The job is not for the faint of heart, nor for those not willing to work the gauntlet of demands brought on by this titan of an employer in one of the leading culinary cities in the world. But those who do, they do so with the humility of providing for their family and the expectations of one day reaching the end of their marathon.
Enter Bob Harwood. At age 72 (almost 73) and after a combined 54 years with Ralton and Sysco-Chicago, Bob, the most senior driver in seniority, has finally crossed his finish line. I reached out to my former co-worker to congratulate him on his retirement and he agreed to meet for breakfast along with Local 710 Secretary Treasurer and Principal Officer, Mike Cales.

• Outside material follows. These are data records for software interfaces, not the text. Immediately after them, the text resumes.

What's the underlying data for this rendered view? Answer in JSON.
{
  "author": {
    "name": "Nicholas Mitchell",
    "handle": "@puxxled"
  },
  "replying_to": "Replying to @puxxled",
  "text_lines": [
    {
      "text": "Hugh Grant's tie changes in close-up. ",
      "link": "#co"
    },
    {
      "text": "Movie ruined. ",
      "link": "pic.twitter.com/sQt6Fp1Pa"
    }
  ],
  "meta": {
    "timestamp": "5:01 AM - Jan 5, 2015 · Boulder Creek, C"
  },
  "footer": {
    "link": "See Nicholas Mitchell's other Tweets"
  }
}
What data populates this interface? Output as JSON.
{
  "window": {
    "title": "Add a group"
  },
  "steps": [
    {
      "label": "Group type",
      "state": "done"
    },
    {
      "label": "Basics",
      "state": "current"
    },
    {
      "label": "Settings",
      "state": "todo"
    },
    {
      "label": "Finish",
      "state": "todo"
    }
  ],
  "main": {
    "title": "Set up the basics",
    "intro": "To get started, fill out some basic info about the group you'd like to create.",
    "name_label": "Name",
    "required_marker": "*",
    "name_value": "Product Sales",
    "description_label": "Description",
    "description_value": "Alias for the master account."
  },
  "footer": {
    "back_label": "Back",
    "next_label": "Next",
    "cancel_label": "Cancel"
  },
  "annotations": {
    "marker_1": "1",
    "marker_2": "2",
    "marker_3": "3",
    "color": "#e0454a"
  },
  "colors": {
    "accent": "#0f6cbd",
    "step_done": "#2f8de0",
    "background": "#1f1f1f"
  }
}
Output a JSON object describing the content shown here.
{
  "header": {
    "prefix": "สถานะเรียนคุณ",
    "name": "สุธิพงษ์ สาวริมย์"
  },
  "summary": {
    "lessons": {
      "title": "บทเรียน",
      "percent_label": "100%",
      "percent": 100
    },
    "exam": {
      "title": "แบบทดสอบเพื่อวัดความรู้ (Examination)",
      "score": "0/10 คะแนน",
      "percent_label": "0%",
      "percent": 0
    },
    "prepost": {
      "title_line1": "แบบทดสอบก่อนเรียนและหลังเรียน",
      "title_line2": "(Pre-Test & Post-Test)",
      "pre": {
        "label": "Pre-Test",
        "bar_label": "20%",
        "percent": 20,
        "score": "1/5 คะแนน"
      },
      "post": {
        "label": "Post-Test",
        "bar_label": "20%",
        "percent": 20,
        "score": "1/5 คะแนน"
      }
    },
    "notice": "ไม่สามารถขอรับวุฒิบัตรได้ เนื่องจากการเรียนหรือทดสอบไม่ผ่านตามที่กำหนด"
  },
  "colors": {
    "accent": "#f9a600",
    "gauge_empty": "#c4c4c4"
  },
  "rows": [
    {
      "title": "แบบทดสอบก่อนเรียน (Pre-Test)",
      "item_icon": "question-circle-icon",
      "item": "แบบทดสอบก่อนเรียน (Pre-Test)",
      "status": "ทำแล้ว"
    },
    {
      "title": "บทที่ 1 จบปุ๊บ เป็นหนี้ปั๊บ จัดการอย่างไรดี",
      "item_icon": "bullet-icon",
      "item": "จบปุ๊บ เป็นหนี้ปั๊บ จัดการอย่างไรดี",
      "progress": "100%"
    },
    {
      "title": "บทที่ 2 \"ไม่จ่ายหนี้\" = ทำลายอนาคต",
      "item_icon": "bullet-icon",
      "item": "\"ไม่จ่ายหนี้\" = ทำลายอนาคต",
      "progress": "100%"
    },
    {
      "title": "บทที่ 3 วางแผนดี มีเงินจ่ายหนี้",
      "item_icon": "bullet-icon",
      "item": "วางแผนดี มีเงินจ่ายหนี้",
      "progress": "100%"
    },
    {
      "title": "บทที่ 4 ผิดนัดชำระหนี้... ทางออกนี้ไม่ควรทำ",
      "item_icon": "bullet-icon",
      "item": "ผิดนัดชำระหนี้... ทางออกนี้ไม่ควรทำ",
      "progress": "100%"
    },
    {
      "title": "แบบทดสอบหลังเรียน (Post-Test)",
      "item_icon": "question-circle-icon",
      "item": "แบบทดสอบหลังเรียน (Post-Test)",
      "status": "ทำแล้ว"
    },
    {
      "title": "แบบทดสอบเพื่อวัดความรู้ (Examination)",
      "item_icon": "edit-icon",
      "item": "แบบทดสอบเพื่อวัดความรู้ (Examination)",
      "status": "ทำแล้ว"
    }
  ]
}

Hired on May 6, 1965 at the tender age of 18, Bob recalls how he was offered the job by a Barney Keegan (CTDU) and started driving off of the then Kedzie Avenue location. The minimum wage back then was a whopping $1.25 an hour, but as a union driver, Bob earned $3.25 an hour. It was too good of job for him to pass up. “The funny thing is”, he recalls, “the amount of hours I worked everyday at the age of 18 are the same amount of hours I worked everyday at the age of 72.”
As a former Sysco driver myself, I had the privilege of working alongside this triathlon group from 2004-2011 and was honored to serve as one of four Union Stewards during my time. I looked up to Bob because he was one of the few die-hard downtown drivers who knew every nook and cranny of the city, all without the luxury of GPS. He was always willing to lend a hand whenever he was needed.
When I asked Bob what advice he would give to the newer Sysco drivers, he said, “Get out while you can. Don’t let the job destroy your body,” – words that gave me peace of mind.
In the 54 years as a driver, Bob said that the best thing was being part of Local 710. Bob retired from Sysco-Chicago on May 17, 2019 and will continue to care for his wife of 53 years.
To one of the toughest men I know,
To a true die hard,
To the Ironman Triathlete of Sysco-Chicago,
Congratulations, Bob Harwood, on your retirement. May you be blessed with many years of good health and happiness.
Local 710 Business Agent